ScrapFly service does the heavy lifting for you!

To cache web scraping responses using ScrapFly, all we have to do is enable the cache and add an optional expiration timeout parameter:

from scrapfly import ScrapflyClient, ScrapeConfig, ScrapeApiResponse

scrapfly = ScrapflyClient(key="Your ScrapFly API key")

response: ScrapeApiResponse = scrapfly.scrape(ScrapeConfig(
    cache=True, # enable the cache feature
    cache_ttl=300, # set an expiration timeout in seconds
    country="US", # select a specific proxy country location
    asp=True, # bypass any website scraping blocking
    render_js=True, # enable JS rendering, similar to headless browsers
    url="https://httpbin.dev/anything", # add the target website URL
))

# access the HTML from the response
html = response.scrape_result['content']

# use the built-in Parsel selector for HTML parsing
selector = response.selector

FAQ

To wrap up this guide, let's have a look at some frequently asked questions about using cache for web scraping.

What is caching in web scraping?

Caching in the context of web scraping is the process of storing web page data to use it for future use. This improves performance, saves bandwidth and speeds up response time.

How to implement caching in Scrapy?

Scrapy already includes a powerful cache middleware which can be enabled in the porjects settings.py configuration.

How to implement caching in Selenium, Puppeteer or Playwright?

Headless web browsers already cache web pages by default however it's important to reuse browser profiles with each scraping process for persistent caching as each new profile starts with no cache.

Summary

In this article, we've taken a look at caching in web scraping and what a powerful tool it can be to speed up the scraping process. Caching can store scrape response data and reuse it in subsequent requests. This reduces response time, server load and bandwidth usage.

We've also covered common caching patterns, existing caching libraries and went through a step-by-step guide on creating Python caching middleware for web scraping using Redis.

Related Posts

How to Track Competitor Prices Using Web Scraping

In this web scraping guide, we'll explain how to create a tool for tracking competitor prices using Python. It will scrape specific products from different providers, compare their prices and generate insights.

Intro to Using Web Scraping For Sentiment Analysis

In this article, we'll explore using web scraping for sentiment analysis. We'll start by defining sentiment analysis and then walk through a practical example of performing sentiment analysis on web-scraped data with community Python libraries.

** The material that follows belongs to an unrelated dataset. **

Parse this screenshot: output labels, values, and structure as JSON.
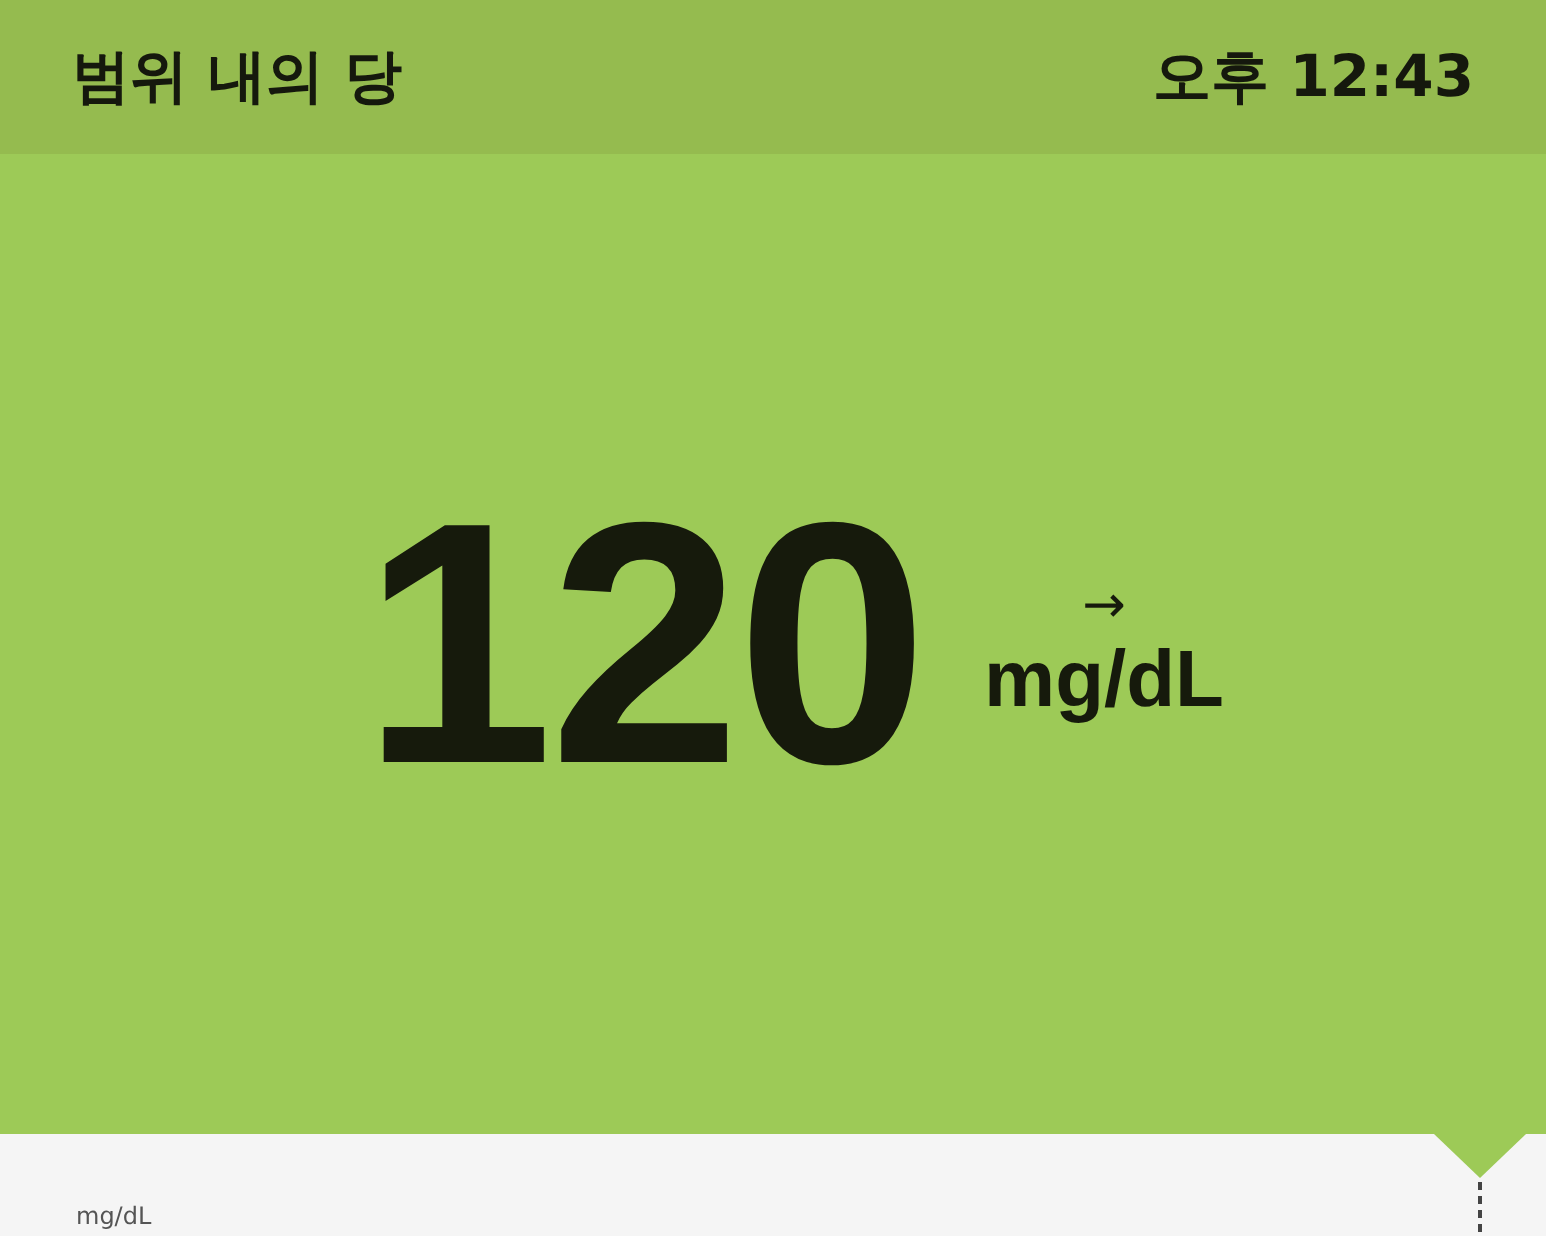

Intro to Parsing HTML and XML with Python and lxml

In this tutorial, we'll take a deep dive into lxml, a powerful Python library that allows for parsing HTML and XML effectively. We'll start by explaining what lxml is, how to install it and using lxml for parsing HTML and XML files. Finally, we'll go over a practical web scraping with lxml.